In their recent article published in the Journal of Crime and Justice, Brooke Cooley and Lisa Sample discuss the difference in desistance and recidivism from sexual offending.
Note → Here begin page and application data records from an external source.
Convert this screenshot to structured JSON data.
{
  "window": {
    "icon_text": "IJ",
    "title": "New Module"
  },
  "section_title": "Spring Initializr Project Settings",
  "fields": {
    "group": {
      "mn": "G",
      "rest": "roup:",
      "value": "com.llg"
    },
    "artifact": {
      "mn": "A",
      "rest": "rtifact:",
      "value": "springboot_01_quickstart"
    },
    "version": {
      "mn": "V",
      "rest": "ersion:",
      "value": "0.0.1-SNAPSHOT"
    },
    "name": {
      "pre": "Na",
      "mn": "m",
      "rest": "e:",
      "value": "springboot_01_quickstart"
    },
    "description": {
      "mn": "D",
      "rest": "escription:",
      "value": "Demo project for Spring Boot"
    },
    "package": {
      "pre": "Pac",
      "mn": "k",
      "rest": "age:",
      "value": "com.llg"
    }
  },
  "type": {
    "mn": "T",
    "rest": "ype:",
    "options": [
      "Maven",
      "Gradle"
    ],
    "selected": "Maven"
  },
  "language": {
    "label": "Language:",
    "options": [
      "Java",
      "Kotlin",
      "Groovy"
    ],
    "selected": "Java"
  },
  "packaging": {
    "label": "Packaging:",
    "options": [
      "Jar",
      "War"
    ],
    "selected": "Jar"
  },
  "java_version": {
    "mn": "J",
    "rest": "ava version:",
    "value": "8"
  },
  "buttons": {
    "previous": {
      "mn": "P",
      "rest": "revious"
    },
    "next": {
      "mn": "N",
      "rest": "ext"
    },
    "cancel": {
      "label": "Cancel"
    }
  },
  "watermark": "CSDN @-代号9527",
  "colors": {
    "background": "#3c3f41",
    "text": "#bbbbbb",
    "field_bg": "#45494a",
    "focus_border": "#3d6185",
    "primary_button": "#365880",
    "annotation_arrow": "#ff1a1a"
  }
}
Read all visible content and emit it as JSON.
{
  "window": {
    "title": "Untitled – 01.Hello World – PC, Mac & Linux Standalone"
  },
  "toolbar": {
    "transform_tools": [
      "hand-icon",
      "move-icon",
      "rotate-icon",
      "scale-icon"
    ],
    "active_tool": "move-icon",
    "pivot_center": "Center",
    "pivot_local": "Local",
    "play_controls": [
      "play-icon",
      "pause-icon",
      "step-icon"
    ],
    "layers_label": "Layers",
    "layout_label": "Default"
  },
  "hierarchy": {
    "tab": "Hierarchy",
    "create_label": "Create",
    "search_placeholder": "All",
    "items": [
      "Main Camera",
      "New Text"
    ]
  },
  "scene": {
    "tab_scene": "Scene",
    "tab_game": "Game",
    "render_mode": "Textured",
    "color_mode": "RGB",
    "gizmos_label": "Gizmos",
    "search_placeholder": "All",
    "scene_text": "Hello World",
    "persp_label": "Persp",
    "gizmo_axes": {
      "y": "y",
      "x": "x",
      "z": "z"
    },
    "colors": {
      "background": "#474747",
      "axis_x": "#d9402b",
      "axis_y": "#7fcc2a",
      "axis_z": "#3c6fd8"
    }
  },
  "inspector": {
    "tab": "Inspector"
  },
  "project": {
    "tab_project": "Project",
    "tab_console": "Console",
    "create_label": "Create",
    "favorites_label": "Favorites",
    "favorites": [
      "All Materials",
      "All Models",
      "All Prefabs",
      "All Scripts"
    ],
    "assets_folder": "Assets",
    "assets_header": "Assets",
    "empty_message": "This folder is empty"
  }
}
Scholars have generally relied on a lack of sexual recidivism as an indicator of desistance, which can be misleading because desistance and the lack of recidivism are two distinct constructs and should be measured as such. Desistance includes gradual cognitive and aﬀective transformation, whereas the lack of reoﬀending could be a function of several factors including the natural aging process, the lack of opportunity, or increases in social bonds. This research conducted a comparative case study analysis to highlight how desistance and the lack of reoﬀending diﬀerentiate within sexual oﬀending. Our results demonstrate a desistance pathway in one case and a simple lack of reoﬀending in another. Our ﬁndings can be used to expand our theoretic understanding of desistance as more than a lack of reoﬀending.